“By having one supplier you can get a better idea of the strengths and weaknesses of the systems,” said Dave Cochran, instrument mechanic at Air Products. “You may also get better factory support when you need it.”
“Partnering with our automation supplier has been one of the best business decisions we made,” said Greg Monte, automation foreman at Apache Corp. “As long as our supplier runs his business with honesty and integrity, it will be win-win for both companies.”
If they did answer yes to the question, 48% of the engineers said having a single supplier had no impact on their performance as an automation professional. On the managers’ side, 47% agreed, while 45% said having a single supplier made their performance easier; 8% said having the single supplier made it more difficult.
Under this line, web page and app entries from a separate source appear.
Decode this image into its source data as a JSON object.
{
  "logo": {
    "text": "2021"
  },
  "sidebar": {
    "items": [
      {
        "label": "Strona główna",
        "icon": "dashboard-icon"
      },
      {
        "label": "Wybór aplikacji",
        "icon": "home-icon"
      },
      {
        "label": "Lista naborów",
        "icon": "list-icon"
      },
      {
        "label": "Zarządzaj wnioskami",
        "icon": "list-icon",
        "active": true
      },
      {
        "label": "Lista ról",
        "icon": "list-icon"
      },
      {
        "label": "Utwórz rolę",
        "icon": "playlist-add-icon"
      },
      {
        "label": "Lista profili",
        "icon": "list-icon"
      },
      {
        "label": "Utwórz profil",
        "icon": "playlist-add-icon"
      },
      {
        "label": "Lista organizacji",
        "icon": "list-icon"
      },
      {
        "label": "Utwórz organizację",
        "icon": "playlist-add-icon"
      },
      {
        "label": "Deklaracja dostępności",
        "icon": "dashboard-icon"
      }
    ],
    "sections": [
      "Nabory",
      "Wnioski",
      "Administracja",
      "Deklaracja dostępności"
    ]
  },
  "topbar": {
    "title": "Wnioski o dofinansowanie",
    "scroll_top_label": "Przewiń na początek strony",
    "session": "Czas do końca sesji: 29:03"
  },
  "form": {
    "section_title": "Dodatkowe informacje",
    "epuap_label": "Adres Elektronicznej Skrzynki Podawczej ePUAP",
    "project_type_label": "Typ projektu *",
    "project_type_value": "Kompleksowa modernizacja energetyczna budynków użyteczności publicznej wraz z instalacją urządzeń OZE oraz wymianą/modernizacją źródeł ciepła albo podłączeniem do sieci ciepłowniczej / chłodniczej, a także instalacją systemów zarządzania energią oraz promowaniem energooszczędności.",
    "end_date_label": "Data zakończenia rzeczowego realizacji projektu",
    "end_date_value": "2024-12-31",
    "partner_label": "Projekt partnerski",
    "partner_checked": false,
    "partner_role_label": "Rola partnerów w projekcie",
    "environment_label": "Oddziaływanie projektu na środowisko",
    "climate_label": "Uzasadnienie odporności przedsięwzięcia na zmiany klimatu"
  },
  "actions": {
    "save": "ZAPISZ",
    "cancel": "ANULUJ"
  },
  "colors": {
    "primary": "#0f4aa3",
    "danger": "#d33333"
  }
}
“The market changes too fast for someone to invest too much time in one vendor’s features and training,” said Dennis Dever, project manager at Hough Associates.
Using and learning about the latest technology is important, but some respondents said it should all be put in perspective.
“As automation professionals, we are getting too hung up on the latest technology and not spending enough time on the appropriate technology,” said Randy Underwood, manager of liquid measurement at Enterprise Products Partners.
About the Author
Gregory Hale is the editor of InTech. His e-mail is firstname.lastname@example.org.
Use business smarts to gain ground: Score short-term jobs in stricken areas, but get ahead with business acumen. www.isa.org/link/bizsmarts
Commission on Professionals in Science and Technology www.cpst.org
U.S. Census Bureau www.census.gov
Stepping into the ‘real world’
Are automation professionals properly prepared for the “real world?” Of the engineers responding, 57% said no. Managers agreed; 55% said no.
“I find that most have no real experience with current technology … only theory,” said Phil Sanders, a senior automation engineer at EMCOR.
What abilities were missing? Twenty percent of engineers said basic engineering skills, while 15% said safety expertise. Of the managers, 24% agreed basic engineering skills were missing, and 18% were lacking knowledge in the safety area. (Are student engineers properly prepared to join the workforce? See story on page 30.)
“All seem to have the book knowledge for the job; however, few have the ability to apply that knowledge,” said John Collins, maintenance & reliability engineer with OMNOVA Solutions Inc.
“Most people right out of school have a good grasp of technology and circuit analysis, but they lack troubleshooting and analytical skills needed to automate and maintain a process,” said Jamie Landers, staff engineer at Cinergy.
Bob Stringer, an instrument technician with Amgen, said there is only one way to get experience. “The real world means experience, and that is not taught in classrooms.”
“More automation should be part of the basic training of all electrical engineers,” said Emanuel Bocancea, manager instrumentation and controls engineering at EPCOR. “Back in Romania, all electrical engineers (in different specializations) had to take automatic control classes. Process control also was taught in electrical engineering schools not in chemical schools.”